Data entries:
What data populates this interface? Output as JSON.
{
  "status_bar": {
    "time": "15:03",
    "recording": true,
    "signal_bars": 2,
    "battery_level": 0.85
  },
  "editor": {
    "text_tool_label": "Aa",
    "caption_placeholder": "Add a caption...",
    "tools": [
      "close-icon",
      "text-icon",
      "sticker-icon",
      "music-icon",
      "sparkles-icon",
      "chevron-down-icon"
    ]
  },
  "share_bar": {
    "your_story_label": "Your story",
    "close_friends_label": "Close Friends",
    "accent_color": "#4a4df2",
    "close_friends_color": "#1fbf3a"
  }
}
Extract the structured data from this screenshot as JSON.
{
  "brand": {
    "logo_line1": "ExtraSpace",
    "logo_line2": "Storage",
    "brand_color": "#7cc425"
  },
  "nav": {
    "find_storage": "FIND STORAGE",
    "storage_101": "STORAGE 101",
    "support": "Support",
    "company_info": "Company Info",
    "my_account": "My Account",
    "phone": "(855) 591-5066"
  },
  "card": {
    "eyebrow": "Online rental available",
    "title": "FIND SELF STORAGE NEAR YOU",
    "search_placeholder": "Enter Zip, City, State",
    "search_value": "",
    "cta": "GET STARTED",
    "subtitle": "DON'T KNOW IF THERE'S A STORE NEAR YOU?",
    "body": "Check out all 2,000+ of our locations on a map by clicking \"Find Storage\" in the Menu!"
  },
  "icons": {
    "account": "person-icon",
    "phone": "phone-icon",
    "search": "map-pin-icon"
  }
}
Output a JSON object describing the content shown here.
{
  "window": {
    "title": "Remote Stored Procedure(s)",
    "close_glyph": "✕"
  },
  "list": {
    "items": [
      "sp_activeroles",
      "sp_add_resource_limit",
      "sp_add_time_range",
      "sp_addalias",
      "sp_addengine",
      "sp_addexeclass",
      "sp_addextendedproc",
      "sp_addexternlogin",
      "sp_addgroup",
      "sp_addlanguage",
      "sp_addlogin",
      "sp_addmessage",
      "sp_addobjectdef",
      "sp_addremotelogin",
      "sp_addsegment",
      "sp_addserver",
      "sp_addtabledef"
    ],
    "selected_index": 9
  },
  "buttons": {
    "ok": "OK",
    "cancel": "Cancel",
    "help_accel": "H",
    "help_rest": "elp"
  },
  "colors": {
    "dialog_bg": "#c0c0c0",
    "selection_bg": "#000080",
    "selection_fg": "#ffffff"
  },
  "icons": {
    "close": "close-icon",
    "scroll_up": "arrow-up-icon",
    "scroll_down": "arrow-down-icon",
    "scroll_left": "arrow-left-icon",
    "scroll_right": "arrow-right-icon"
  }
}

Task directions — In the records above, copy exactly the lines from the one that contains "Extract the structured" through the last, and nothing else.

Answer to the problem —
Extract the structured data from this screenshot as JSON.
{
  "brand": {
    "logo_line1": "ExtraSpace",
    "logo_line2": "Storage",
    "brand_color": "#7cc425"
  },
  "nav": {
    "find_storage": "FIND STORAGE",
    "storage_101": "STORAGE 101",
    "support": "Support",
    "company_info": "Company Info",
    "my_account": "My Account",
    "phone": "(855) 591-5066"
  },
  "card": {
    "eyebrow": "Online rental available",
    "title": "FIND SELF STORAGE NEAR YOU",
    "search_placeholder": "Enter Zip, City, State",
    "search_value": "",
    "cta": "GET STARTED",
    "subtitle": "DON'T KNOW IF THERE'S A STORE NEAR YOU?",
    "body": "Check out all 2,000+ of our locations on a map by clicking \"Find Storage\" in the Menu!"
  },
  "icons": {
    "account": "person-icon",
    "phone": "phone-icon",
    "search": "map-pin-icon"
  }
}
Output a JSON object describing the content shown here.
{
  "window": {
    "title": "Remote Stored Procedure(s)",
    "close_glyph": "✕"
  },
  "list": {
    "items": [
      "sp_activeroles",
      "sp_add_resource_limit",
      "sp_add_time_range",
      "sp_addalias",
      "sp_addengine",
      "sp_addexeclass",
      "sp_addextendedproc",
      "sp_addexternlogin",
      "sp_addgroup",
      "sp_addlanguage",
      "sp_addlogin",
      "sp_addmessage",
      "sp_addobjectdef",
      "sp_addremotelogin",
      "sp_addsegment",
      "sp_addserver",
      "sp_addtabledef"
    ],
    "selected_index": 9
  },
  "buttons": {
    "ok": "OK",
    "cancel": "Cancel",
    "help_accel": "H",
    "help_rest": "elp"
  },
  "colors": {
    "dialog_bg": "#c0c0c0",
    "selection_bg": "#000080",
    "selection_fg": "#ffffff"
  },
  "icons": {
    "close": "close-icon",
    "scroll_up": "arrow-up-icon",
    "scroll_down": "arrow-down-icon",
    "scroll_left": "arrow-left-icon",
    "scroll_right": "arrow-right-icon"
  }
}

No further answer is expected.